TASK OBJECTIVE - Please set down each of the lines below once more, exactly, omitting all pictures.

AVAILABLE RECORDS -
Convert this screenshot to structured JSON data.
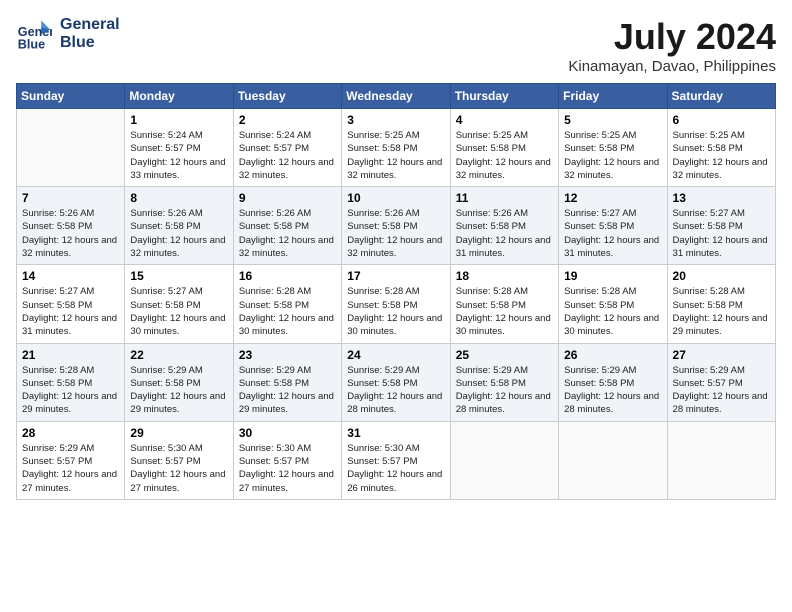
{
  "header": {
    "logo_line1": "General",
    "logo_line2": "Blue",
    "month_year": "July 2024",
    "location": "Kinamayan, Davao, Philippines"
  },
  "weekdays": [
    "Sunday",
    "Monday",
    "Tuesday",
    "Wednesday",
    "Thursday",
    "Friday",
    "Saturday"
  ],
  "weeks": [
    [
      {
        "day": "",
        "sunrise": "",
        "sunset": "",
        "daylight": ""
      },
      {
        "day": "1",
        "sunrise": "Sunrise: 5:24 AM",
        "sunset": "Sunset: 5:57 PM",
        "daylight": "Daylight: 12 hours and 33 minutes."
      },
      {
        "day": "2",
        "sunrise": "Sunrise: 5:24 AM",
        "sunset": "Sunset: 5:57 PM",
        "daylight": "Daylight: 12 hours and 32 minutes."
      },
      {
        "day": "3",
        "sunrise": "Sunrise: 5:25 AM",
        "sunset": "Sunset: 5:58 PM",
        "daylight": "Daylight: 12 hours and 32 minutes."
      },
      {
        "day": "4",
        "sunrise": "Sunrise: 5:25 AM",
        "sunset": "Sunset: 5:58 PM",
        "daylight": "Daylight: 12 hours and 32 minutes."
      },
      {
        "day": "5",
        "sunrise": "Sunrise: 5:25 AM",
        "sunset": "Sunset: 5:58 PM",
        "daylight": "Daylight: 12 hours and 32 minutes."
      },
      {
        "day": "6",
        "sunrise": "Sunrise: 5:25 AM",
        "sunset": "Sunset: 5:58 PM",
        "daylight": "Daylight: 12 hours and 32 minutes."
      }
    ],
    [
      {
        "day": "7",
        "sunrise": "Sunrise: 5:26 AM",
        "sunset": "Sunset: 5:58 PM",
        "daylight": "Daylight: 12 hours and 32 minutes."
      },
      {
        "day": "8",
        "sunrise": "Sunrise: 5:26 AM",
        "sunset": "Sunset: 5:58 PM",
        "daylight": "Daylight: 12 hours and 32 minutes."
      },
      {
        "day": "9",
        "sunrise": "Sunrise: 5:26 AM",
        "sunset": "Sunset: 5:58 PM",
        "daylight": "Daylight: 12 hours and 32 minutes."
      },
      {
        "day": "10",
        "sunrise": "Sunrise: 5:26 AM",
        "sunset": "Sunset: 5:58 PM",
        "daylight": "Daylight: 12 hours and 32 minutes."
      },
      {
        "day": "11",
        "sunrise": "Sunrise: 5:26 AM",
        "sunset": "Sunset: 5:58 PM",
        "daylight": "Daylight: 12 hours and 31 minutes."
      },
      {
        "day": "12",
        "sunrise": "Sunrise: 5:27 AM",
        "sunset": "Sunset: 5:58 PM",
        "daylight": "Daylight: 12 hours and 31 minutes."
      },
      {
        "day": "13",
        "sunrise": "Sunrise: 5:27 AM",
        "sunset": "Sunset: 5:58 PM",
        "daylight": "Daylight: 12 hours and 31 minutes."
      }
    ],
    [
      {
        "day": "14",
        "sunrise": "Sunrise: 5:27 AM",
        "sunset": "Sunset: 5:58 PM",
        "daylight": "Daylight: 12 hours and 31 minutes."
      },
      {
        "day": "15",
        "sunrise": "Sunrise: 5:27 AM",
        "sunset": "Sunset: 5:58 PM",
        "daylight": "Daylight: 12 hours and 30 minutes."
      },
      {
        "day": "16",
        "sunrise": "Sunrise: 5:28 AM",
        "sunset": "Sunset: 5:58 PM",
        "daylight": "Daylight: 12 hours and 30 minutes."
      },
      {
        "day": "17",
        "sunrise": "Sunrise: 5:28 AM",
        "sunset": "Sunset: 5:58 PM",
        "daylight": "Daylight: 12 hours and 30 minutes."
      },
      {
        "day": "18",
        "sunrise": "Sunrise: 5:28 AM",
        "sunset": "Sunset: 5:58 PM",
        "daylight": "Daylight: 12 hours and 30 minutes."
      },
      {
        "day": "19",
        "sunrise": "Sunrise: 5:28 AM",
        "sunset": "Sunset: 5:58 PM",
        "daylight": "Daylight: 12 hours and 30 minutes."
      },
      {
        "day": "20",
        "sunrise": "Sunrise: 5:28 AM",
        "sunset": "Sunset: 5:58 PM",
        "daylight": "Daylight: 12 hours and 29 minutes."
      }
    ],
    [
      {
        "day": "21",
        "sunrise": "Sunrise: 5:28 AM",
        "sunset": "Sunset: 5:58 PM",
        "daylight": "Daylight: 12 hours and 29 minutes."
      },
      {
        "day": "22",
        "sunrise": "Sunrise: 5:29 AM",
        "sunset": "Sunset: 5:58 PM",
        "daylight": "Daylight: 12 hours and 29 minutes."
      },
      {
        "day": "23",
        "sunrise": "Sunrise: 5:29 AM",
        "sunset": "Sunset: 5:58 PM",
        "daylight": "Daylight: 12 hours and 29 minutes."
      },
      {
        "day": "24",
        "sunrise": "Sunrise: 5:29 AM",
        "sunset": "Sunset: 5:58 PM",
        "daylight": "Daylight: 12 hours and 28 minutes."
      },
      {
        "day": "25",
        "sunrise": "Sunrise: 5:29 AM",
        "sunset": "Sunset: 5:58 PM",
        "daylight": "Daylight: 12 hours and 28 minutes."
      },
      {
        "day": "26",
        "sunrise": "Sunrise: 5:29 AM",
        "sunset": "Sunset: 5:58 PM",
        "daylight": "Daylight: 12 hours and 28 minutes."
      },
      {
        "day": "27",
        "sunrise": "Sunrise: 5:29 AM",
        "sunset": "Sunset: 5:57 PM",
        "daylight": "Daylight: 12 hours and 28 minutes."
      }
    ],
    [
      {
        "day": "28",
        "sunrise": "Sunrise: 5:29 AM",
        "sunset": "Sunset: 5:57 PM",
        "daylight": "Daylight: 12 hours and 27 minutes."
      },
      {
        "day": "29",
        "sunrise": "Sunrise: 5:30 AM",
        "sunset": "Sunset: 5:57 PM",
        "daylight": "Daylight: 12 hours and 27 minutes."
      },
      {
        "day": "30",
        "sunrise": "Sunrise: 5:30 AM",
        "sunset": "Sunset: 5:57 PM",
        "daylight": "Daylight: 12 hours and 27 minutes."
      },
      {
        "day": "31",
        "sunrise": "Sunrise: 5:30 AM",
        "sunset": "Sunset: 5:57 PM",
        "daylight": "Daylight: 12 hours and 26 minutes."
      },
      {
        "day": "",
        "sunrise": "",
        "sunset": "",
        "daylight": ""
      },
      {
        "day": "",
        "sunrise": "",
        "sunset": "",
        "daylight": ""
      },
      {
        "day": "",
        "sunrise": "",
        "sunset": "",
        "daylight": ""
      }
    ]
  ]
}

EXERCISE RESPONSE -
Convert this screenshot to structured JSON data.
{
  "header": {
    "logo_line1": "General",
    "logo_line2": "Blue",
    "month_year": "July 2024",
    "location": "Kinamayan, Davao, Philippines"
  },
  "weekdays": [
    "Sunday",
    "Monday",
    "Tuesday",
    "Wednesday",
    "Thursday",
    "Friday",
    "Saturday"
  ],
  "weeks": [
    [
      {
        "day": "",
        "sunrise": "",
        "sunset": "",
        "daylight": ""
      },
      {
        "day": "1",
        "sunrise": "Sunrise: 5:24 AM",
        "sunset": "Sunset: 5:57 PM",
        "daylight": "Daylight: 12 hours and 33 minutes."
      },
      {
        "day": "2",
        "sunrise": "Sunrise: 5:24 AM",
        "sunset": "Sunset: 5:57 PM",
        "daylight": "Daylight: 12 hours and 32 minutes."
      },
      {
        "day": "3",
        "sunrise": "Sunrise: 5:25 AM",
        "sunset": "Sunset: 5:58 PM",
        "daylight": "Daylight: 12 hours and 32 minutes."
      },
      {
        "day": "4",
        "sunrise": "Sunrise: 5:25 AM",
        "sunset": "Sunset: 5:58 PM",
        "daylight": "Daylight: 12 hours and 32 minutes."
      },
      {
        "day": "5",
        "sunrise": "Sunrise: 5:25 AM",
        "sunset": "Sunset: 5:58 PM",
        "daylight": "Daylight: 12 hours and 32 minutes."
      },
      {
        "day": "6",
        "sunrise": "Sunrise: 5:25 AM",
        "sunset": "Sunset: 5:58 PM",
        "daylight": "Daylight: 12 hours and 32 minutes."
      }
    ],
    [
      {
        "day": "7",
        "sunrise": "Sunrise: 5:26 AM",
        "sunset": "Sunset: 5:58 PM",
        "daylight": "Daylight: 12 hours and 32 minutes."
      },
      {
        "day": "8",
        "sunrise": "Sunrise: 5:26 AM",
        "sunset": "Sunset: 5:58 PM",
        "daylight": "Daylight: 12 hours and 32 minutes."
      },
      {
        "day": "9",
        "sunrise": "Sunrise: 5:26 AM",
        "sunset": "Sunset: 5:58 PM",
        "daylight": "Daylight: 12 hours and 32 minutes."
      },
      {
        "day": "10",
        "sunrise": "Sunrise: 5:26 AM",
        "sunset": "Sunset: 5:58 PM",
        "daylight": "Daylight: 12 hours and 32 minutes."
      },
      {
        "day": "11",
        "sunrise": "Sunrise: 5:26 AM",
        "sunset": "Sunset: 5:58 PM",
        "daylight": "Daylight: 12 hours and 31 minutes."
      },
      {
        "day": "12",
        "sunrise": "Sunrise: 5:27 AM",
        "sunset": "Sunset: 5:58 PM",
        "daylight": "Daylight: 12 hours and 31 minutes."
      },
      {
        "day": "13",
        "sunrise": "Sunrise: 5:27 AM",
        "sunset": "Sunset: 5:58 PM",
        "daylight": "Daylight: 12 hours and 31 minutes."
      }
    ],
    [
      {
        "day": "14",
        "sunrise": "Sunrise: 5:27 AM",
        "sunset": "Sunset: 5:58 PM",
        "daylight": "Daylight: 12 hours and 31 minutes."
      },
      {
        "day": "15",
        "sunrise": "Sunrise: 5:27 AM",
        "sunset": "Sunset: 5:58 PM",
        "daylight": "Daylight: 12 hours and 30 minutes."
      },
      {
        "day": "16",
        "sunrise": "Sunrise: 5:28 AM",
        "sunset": "Sunset: 5:58 PM",
        "daylight": "Daylight: 12 hours and 30 minutes."
      },
      {
        "day": "17",
        "sunrise": "Sunrise: 5:28 AM",
        "sunset": "Sunset: 5:58 PM",
        "daylight": "Daylight: 12 hours and 30 minutes."
      },
      {
        "day": "18",
        "sunrise": "Sunrise: 5:28 AM",
        "sunset": "Sunset: 5:58 PM",
        "daylight": "Daylight: 12 hours and 30 minutes."
      },
      {
        "day": "19",
        "sunrise": "Sunrise: 5:28 AM",
        "sunset": "Sunset: 5:58 PM",
        "daylight": "Daylight: 12 hours and 30 minutes."
      },
      {
        "day": "20",
        "sunrise": "Sunrise: 5:28 AM",
        "sunset": "Sunset: 5:58 PM",
        "daylight": "Daylight: 12 hours and 29 minutes."
      }
    ],
    [
      {
        "day": "21",
        "sunrise": "Sunrise: 5:28 AM",
        "sunset": "Sunset: 5:58 PM",
        "daylight": "Daylight: 12 hours and 29 minutes."
      },
      {
        "day": "22",
        "sunrise": "Sunrise: 5:29 AM",
        "sunset": "Sunset: 5:58 PM",
        "daylight": "Daylight: 12 hours and 29 minutes."
      },
      {
        "day": "23",
        "sunrise": "Sunrise: 5:29 AM",
        "sunset": "Sunset: 5:58 PM",
        "daylight": "Daylight: 12 hours and 29 minutes."
      },
      {
        "day": "24",
        "sunrise": "Sunrise: 5:29 AM",
        "sunset": "Sunset: 5:58 PM",
        "daylight": "Daylight: 12 hours and 28 minutes."
      },
      {
        "day": "25",
        "sunrise": "Sunrise: 5:29 AM",
        "sunset": "Sunset: 5:58 PM",
        "daylight": "Daylight: 12 hours and 28 minutes."
      },
      {
        "day": "26",
        "sunrise": "Sunrise: 5:29 AM",
        "sunset": "Sunset: 5:58 PM",
        "daylight": "Daylight: 12 hours and 28 minutes."
      },
      {
        "day": "27",
        "sunrise": "Sunrise: 5:29 AM",
        "sunset": "Sunset: 5:57 PM",
        "daylight": "Daylight: 12 hours and 28 minutes."
      }
    ],
    [
      {
        "day": "28",
        "sunrise": "Sunrise: 5:29 AM",
        "sunset": "Sunset: 5:57 PM",
        "daylight": "Daylight: 12 hours and 27 minutes."
      },
      {
        "day": "29",
        "sunrise": "Sunrise: 5:30 AM",
        "sunset": "Sunset: 5:57 PM",
        "daylight": "Daylight: 12 hours and 27 minutes."
      },
      {
        "day": "30",
        "sunrise": "Sunrise: 5:30 AM",
        "sunset": "Sunset: 5:57 PM",
        "daylight": "Daylight: 12 hours and 27 minutes."
      },
      {
        "day": "31",
        "sunrise": "Sunrise: 5:30 AM",
        "sunset": "Sunset: 5:57 PM",
        "daylight": "Daylight: 12 hours and 26 minutes."
      },
      {
        "day": "",
        "sunrise": "",
        "sunset": "",
        "daylight": ""
      },
      {
        "day": "",
        "sunrise": "",
        "sunset": "",
        "daylight": ""
      },
      {
        "day": "",
        "sunrise": "",
        "sunset": "",
        "daylight": ""
      }
    ]
  ]
}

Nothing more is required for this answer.